In the language of Pousman and Stasko’s “A Taxonomy of Ambient Information Systems,” Nearby Friends almost comprises an “Information Monitor Display” insofar as it is a “peripheral part of a user’s computer desktop” (an app that can be minimized), that “display[s] multiple sources of information,” and is “capable of notifying users in multiple ways about changes in the source data, including … interrupting, and even demanding user attention when necessary”).

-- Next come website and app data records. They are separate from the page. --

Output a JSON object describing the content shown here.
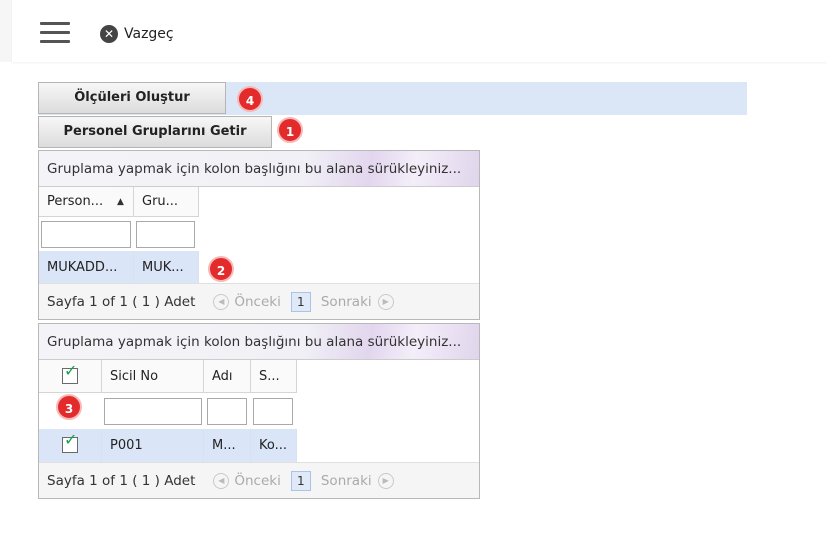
{
  "header": {
    "cancel_label": "Vazgeç"
  },
  "actions": {
    "create_measures_label": "Ölçüleri Oluştur",
    "get_groups_label": "Personel Gruplarını Getir"
  },
  "badges": [
    "4",
    "1",
    "2",
    "3"
  ],
  "grid1": {
    "group_hint": "Gruplama yapmak için kolon başlığını bu alana sürükleyiniz...",
    "columns": [
      "Person...",
      "Gru..."
    ],
    "rows": [
      [
        "MUKADD...",
        "MUK..."
      ]
    ],
    "pager": {
      "info": "Sayfa 1 of 1 ( 1 ) Adet",
      "prev": "Önceki",
      "page": "1",
      "next": "Sonraki"
    }
  },
  "grid2": {
    "group_hint": "Gruplama yapmak için kolon başlığını bu alana sürükleyiniz...",
    "columns": [
      "Sicil No",
      "Adı",
      "S..."
    ],
    "rows": [
      [
        "P001",
        "M...",
        "Ko..."
      ]
    ],
    "pager": {
      "info": "Sayfa 1 of 1 ( 1 ) Adet",
      "prev": "Önceki",
      "page": "1",
      "next": "Sonraki"
    }
  },
  "icons": {
    "cancel": "close-icon",
    "menu": "hamburger-menu-icon",
    "check": "check-icon",
    "sort": "sort-ascending-icon"
  },
  "colors": {
    "badge": "#e42b2b",
    "selected_row": "#dbe5f8",
    "band": "#dbe6f7"
  }
}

What Nearby Friends lacks is a way of affecting “subtle awareness”: what if one were to develop a TUI that changed according to the proximity of friends and acquaintances? This seems to me among the most primal of “nuggets” of data a person can seek–a list of which might otherwise include weather conditions, information on food scarcity, sources of shelter, and, as in the case of Nearby Friends, the position of allies. Could a system be made that offers a user constant, slow, and subconscious data on the proximity of those around them?